The following photos were taken as part of the ED659 Photography assignment. All six (6) photographs were taken using a Nikon Coolpix S3000 digital camera. All edits were made using Google’s Picasa software. Photos can be viewed at a larger size by clicking on photo previews below.
On Saturday, September 20th, I enjoyed taking my dog, Brandy, on a walk through the Sitka National Historical Park (colloquially known as Totem Park) in Sitka, Alaska. Sitka is located smack-dab in the middle of the Tongass National Forest, a temperate rainforest that spans the majority of Southeast Alaska. The day was overcast and the pungent scent of decaying salmon lay thick along the banks of Indian River (which Brandy loved!). Our walk was filled with lush greenery, historic totem poles, and Alaskan wildlife. Despite the relatively low camera quality, I managed to capture several photos while using some photography composition rules and fiddling with the camera’s settings.
Photos for Print:
The Sitka National Historical Park trail is lined with traditionally-carved Tlingit totem poles. I attempted to capture the striking height of the totem pole by positioning myself at the base and focusing on an upward viewpoint.
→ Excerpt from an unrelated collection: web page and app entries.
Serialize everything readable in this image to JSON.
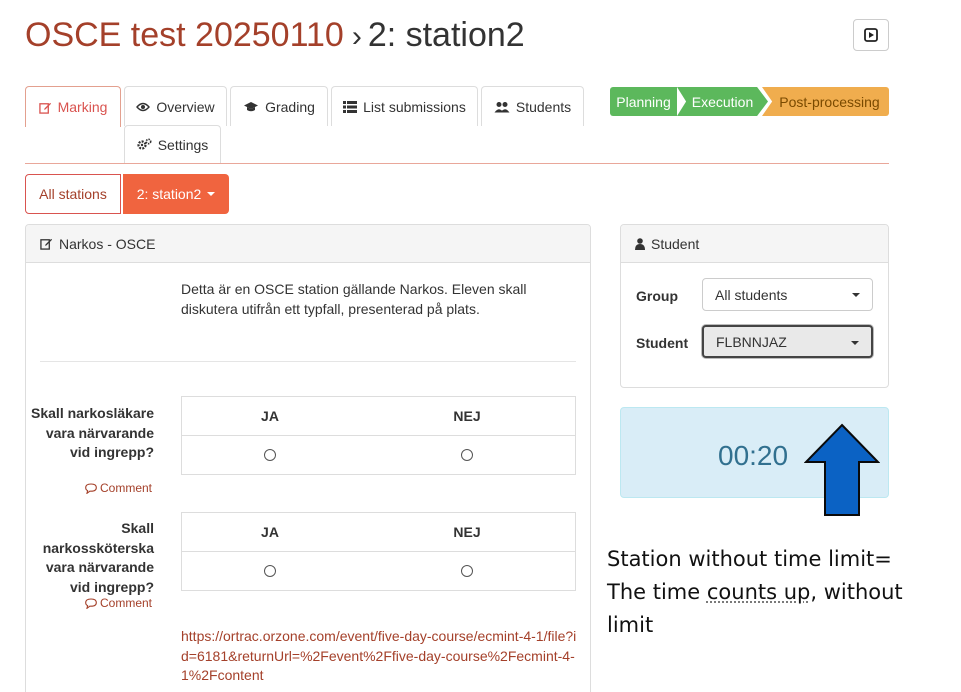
{
  "header": {
    "course_title": "OSCE test 20250110",
    "separator": "›",
    "station_title": "2: station2",
    "present_icon": "play-square-icon"
  },
  "tabs": [
    {
      "label": "Marking",
      "icon": "edit-icon",
      "active": true
    },
    {
      "label": "Overview",
      "icon": "eye-icon"
    },
    {
      "label": "Grading",
      "icon": "graduation-cap-icon"
    },
    {
      "label": "List submissions",
      "icon": "list-icon"
    },
    {
      "label": "Students",
      "icon": "users-icon"
    },
    {
      "label": "Settings",
      "icon": "cogs-icon"
    }
  ],
  "phases": {
    "planning": "Planning",
    "execution": "Execution",
    "post_processing": "Post-processing",
    "colors": {
      "done": "#5cb85c",
      "current": "#f0ad4e"
    }
  },
  "station_switch": {
    "all_label": "All stations",
    "current_label": "2: station2"
  },
  "marking_panel": {
    "heading": "Narkos - OSCE",
    "description": "Detta är en OSCE station gällande Narkos. Eleven skall diskutera utifrån ett typfall, presenterad på plats.",
    "questions": [
      {
        "text": "Skall narkosläkare vara närvarande vid ingrepp?",
        "comment": "Comment",
        "options": [
          "JA",
          "NEJ"
        ]
      },
      {
        "text": "Skall narkossköterska vara närvarande vid ingrepp?",
        "comment": "Comment",
        "options": [
          "JA",
          "NEJ"
        ]
      }
    ],
    "link": "https://ortrac.orzone.com/event/five-day-course/ecmint-4-1/file?id=6181&returnUrl=%2Fevent%2Ffive-day-course%2Fecmint-4-1%2Fcontent"
  },
  "student_panel": {
    "heading": "Student",
    "group_label": "Group",
    "group_value": "All students",
    "student_label": "Student",
    "student_value": "FLBNNJAZ"
  },
  "timer": {
    "value": "00:20"
  },
  "annotation": {
    "line1": "Station without time limit=",
    "line2a": "The time ",
    "line2b": "counts up",
    "line2c": ", without",
    "line3": "limit",
    "arrow_color": "#0b62c4"
  }
}
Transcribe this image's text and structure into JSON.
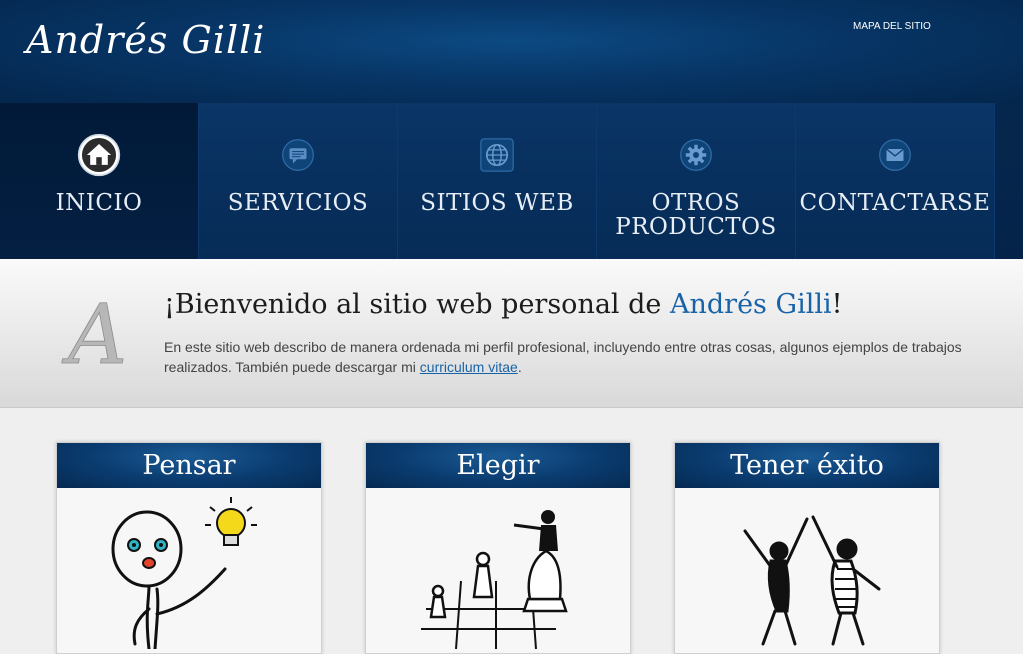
{
  "header": {
    "logo": "Andrés Gilli",
    "sitemap_link": "MAPA DEL SITIO"
  },
  "nav": {
    "items": [
      {
        "label": "INICIO",
        "icon": "home-icon",
        "active": true
      },
      {
        "label": "SERVICIOS",
        "icon": "chat-icon"
      },
      {
        "label": "SITIOS WEB",
        "icon": "globe-icon"
      },
      {
        "label": "OTROS\nPRODUCTOS",
        "icon": "gear-icon"
      },
      {
        "label": "CONTACTARSE",
        "icon": "envelope-icon"
      }
    ]
  },
  "welcome": {
    "monogram": "A",
    "title_prefix": "¡Bienvenido al sitio web personal de ",
    "title_name": "Andrés Gilli",
    "title_suffix": "!",
    "text_before_link": "En este sitio web describo de manera ordenada mi perfil profesional, incluyendo entre otras cosas, algunos ejemplos de trabajos realizados. También puede descargar mi ",
    "link": "curriculum vitae",
    "text_after_link": "."
  },
  "cards": [
    {
      "title": "Pensar",
      "art": "thinking-figure-illustration"
    },
    {
      "title": "Elegir",
      "art": "chess-pieces-illustration"
    },
    {
      "title": "Tener éxito",
      "art": "celebrating-figures-illustration"
    }
  ],
  "colors": {
    "header_blue": "#073566",
    "nav_blue": "#06274d",
    "link_blue": "#1863a8"
  }
}
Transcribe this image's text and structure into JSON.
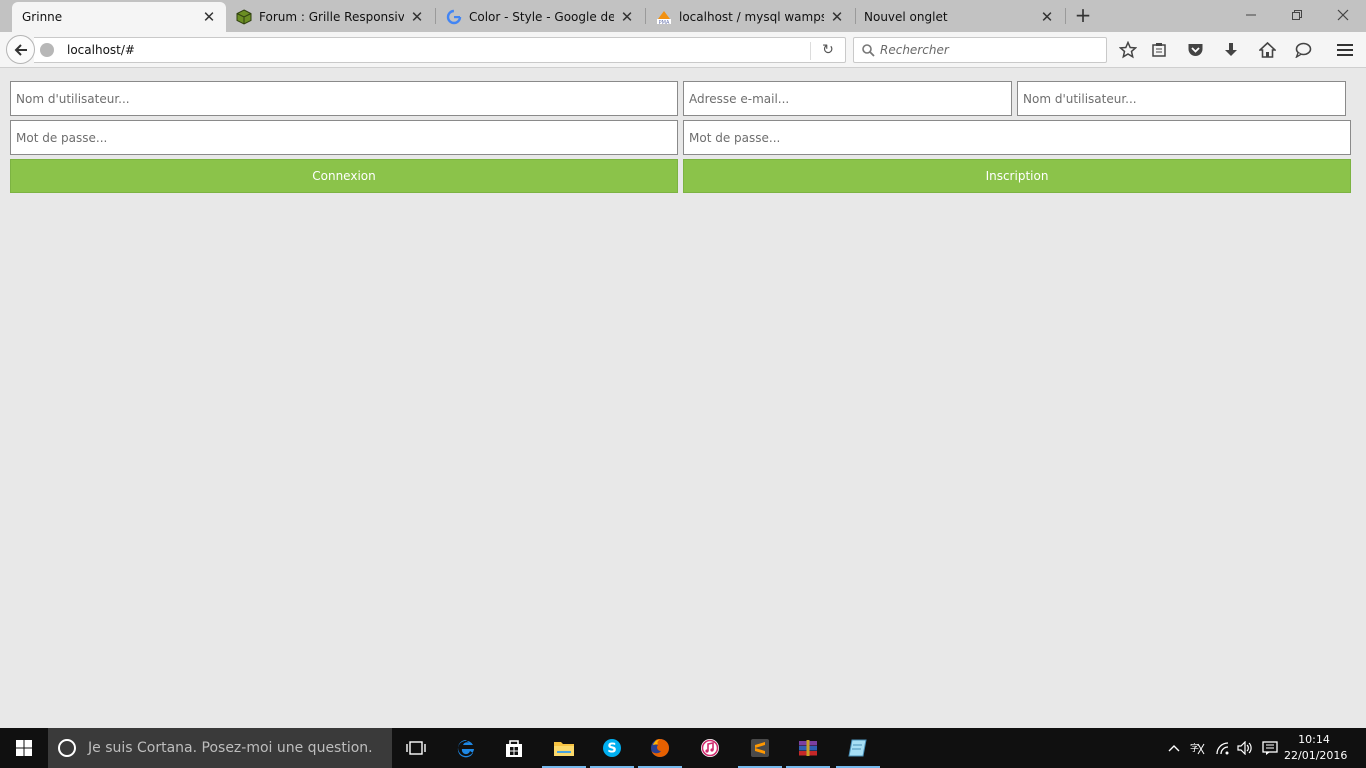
{
  "browser": {
    "tabs": [
      {
        "title": "Grinne",
        "active": true,
        "icon": "no-icon"
      },
      {
        "title": "Forum : Grille Responsive |...",
        "active": false,
        "icon": "cube-icon"
      },
      {
        "title": "Color - Style - Google desi...",
        "active": false,
        "icon": "google-icon"
      },
      {
        "title": "localhost / mysql wampse...",
        "active": false,
        "icon": "phpmyadmin-icon"
      },
      {
        "title": "Nouvel onglet",
        "active": false,
        "icon": "no-icon"
      }
    ],
    "new_tab_icon": "plus-icon",
    "url": "localhost/#",
    "search_placeholder": "Rechercher"
  },
  "page": {
    "login": {
      "username_placeholder": "Nom d'utilisateur...",
      "password_placeholder": "Mot de passe...",
      "button_label": "Connexion"
    },
    "register": {
      "email_placeholder": "Adresse e-mail...",
      "username_placeholder": "Nom d'utilisateur...",
      "password_placeholder": "Mot de passe...",
      "button_label": "Inscription"
    },
    "accent_color": "#8bc34a",
    "background_color": "#e8e8e8"
  },
  "taskbar": {
    "cortana_placeholder": "Je suis Cortana. Posez-moi une question.",
    "time": "10:14",
    "date": "22/01/2016",
    "pinned_apps": [
      "task-view-icon",
      "edge-icon",
      "store-icon",
      "file-explorer-icon",
      "skype-icon",
      "firefox-icon",
      "itunes-icon",
      "sublime-text-icon",
      "winrar-icon",
      "notepad-icon"
    ]
  }
}
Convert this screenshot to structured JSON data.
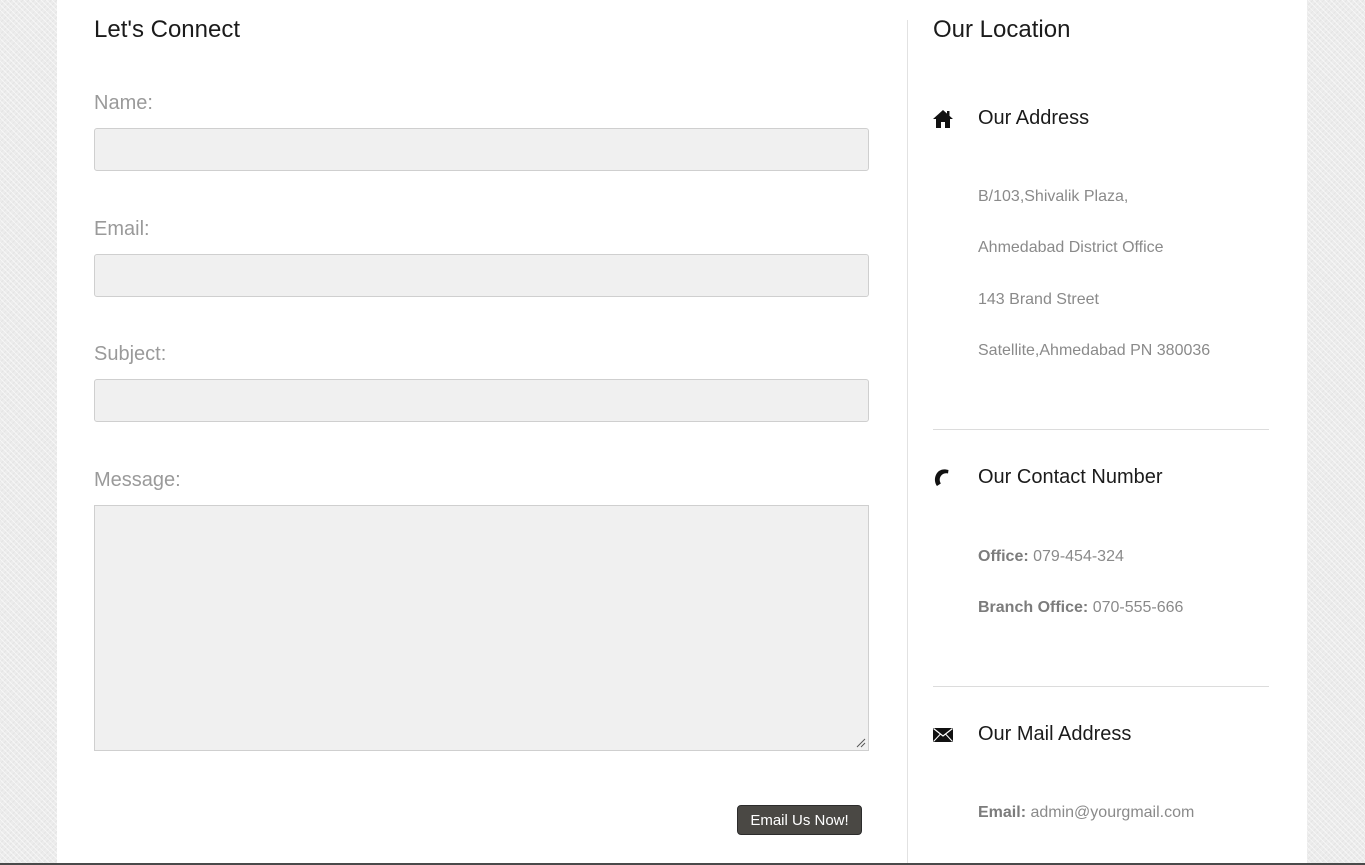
{
  "contact_form": {
    "title": "Let's Connect",
    "fields": {
      "name": {
        "label": "Name:",
        "value": ""
      },
      "email": {
        "label": "Email:",
        "value": ""
      },
      "subject": {
        "label": "Subject:",
        "value": ""
      },
      "message": {
        "label": "Message:",
        "value": ""
      }
    },
    "submit_label": "Email Us Now!"
  },
  "location": {
    "title": "Our Location",
    "address": {
      "icon": "home-icon",
      "heading": "Our Address",
      "lines": [
        "B/103,Shivalik Plaza,",
        "Ahmedabad District Office",
        "143 Brand Street",
        "Satellite,Ahmedabad PN 380036"
      ]
    },
    "contact": {
      "icon": "phone-icon",
      "heading": "Our Contact Number",
      "office_label": "Office:",
      "office_value": "079-454-324",
      "branch_label": "Branch Office:",
      "branch_value": "070-555-666"
    },
    "mail": {
      "icon": "envelope-icon",
      "heading": "Our Mail Address",
      "email_label": "Email:",
      "email_value": "admin@yourgmail.com"
    }
  },
  "colors": {
    "button_bg": "#4a4844",
    "input_bg": "#f0f0f0",
    "label_text": "#9a9a9a",
    "heading_text": "#1b1b1b"
  }
}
Between the edges of the totem pole and the trees, I tried to use the rule of leading lines. While editing, I applied an Infrared Film filter to simulate black and white infrared film to bring out the texture of the wood and create an overall more dramatic effect. I also sharpened and used a graduated tint effect (medium feather with a darker shade) to help the base of the totem stand out, while softening the top to blend into the natural daylight. This image is 12 megapixels (3000 x 4000 pixels), with an aspect ratio of 4:3.
“The Seaweed and Brandy”
The western side of the park is made up of ocean shoreline. When the water is at low tide, there are many flora and fauna to be found among the rocks, including the colorful (yet smelly) seaweed that Brandy loves to explore. I attempted to capture a Bokeh-esque photo by focusing on the textures of the seaweed among the rocks, while Brandy and the shoreline remain out of focus in the background. I utilized the rule of thirds, using Brandy and the seaweed-surrounded rock as reference points. While editing, I increased the shadow levels for more definition between rock and seaweed. This image is 12 megapixels (3000 x 4000 pixels), with an aspect ratio of 4:3.
Photos for Screen:
Every Fall, Alaskan salmon will venture from the ocean to the place of their birth in fresh water to reproduce. Shortly after, they wash up on shore and die, their bodies helping to create nutrient dense soil for the forest. In this photo, I used the alder leaves to help frame the off-center body of the salmon. I considered cropping the piece of my camera wristband out of the bottom-right corner, but decided against it for the purpose of balancing elements. This image is .8 megapixels (768 x 1024 pixels), with an aspect ratio of 4:3.
The moist environment of the Tongass National Forest is an ideal location for many species of mushrooms and other fungi. This little colony was photographed near the entrance of the Park. I wanted this photo to create the illusion of depth by focusing on the mushrooms in the foreground, the edge of the the tree in the middle ground, and other trees in the background. I suppose there is also a Bokeh-style effect going on here, but originally it was not intentional. For editing, I slightly boosted the highlights and shadows, as well as sharpened the quality. I also played with the photo temperature to help boost the green of the moss and the white of the mushrooms. This image is .8 megapixels (768 x 1024 pixels), with an aspect ratio of 4:3.
Photos for Web:
Devil’s club (Oplopanax horridus) is a plant native to the cool, moist forests of western North America. Their height, large leaves, and thorny branches differentiate them from other forest plants. Once again, I attempted to create an illusion of depth by switch to a low viewpoint under the plant. I enjoyed how the geometric shape of the leaves created a unique pattern. While editing, I resized this photo from .8 megapixels (768×1024 pixels) to .1 megapixels (300×400 pixels), with an aspect ratio of 4:3. I also bumped up the saturation to bring out the green in the leaves. In my opinion, I don’t like how blurry this photo becomes after resizing, but I can’t argue with a 48KB-sized document for the web.
“Bridge Over Smelly Waters”
The Park is divided in half by Indian River, which serves as a breeding ground for Alaskan salmon. While the bridge exists as convenient way to pass through the Park, it often becomes the smelliest area while the salmon return to spawn. I specifically chose this area to experiment with leading lines. Because this area was captured at eye-level, the way the eye follows the lines creates a dramatic sense of depth (while in reality, the bridge itself is only about 30 feet long). While editing, I resized this photo from .8 megapixels (1024×768 pixels) to .1 megapixels (400×300 pixels), with an aspect ratio of 4:3.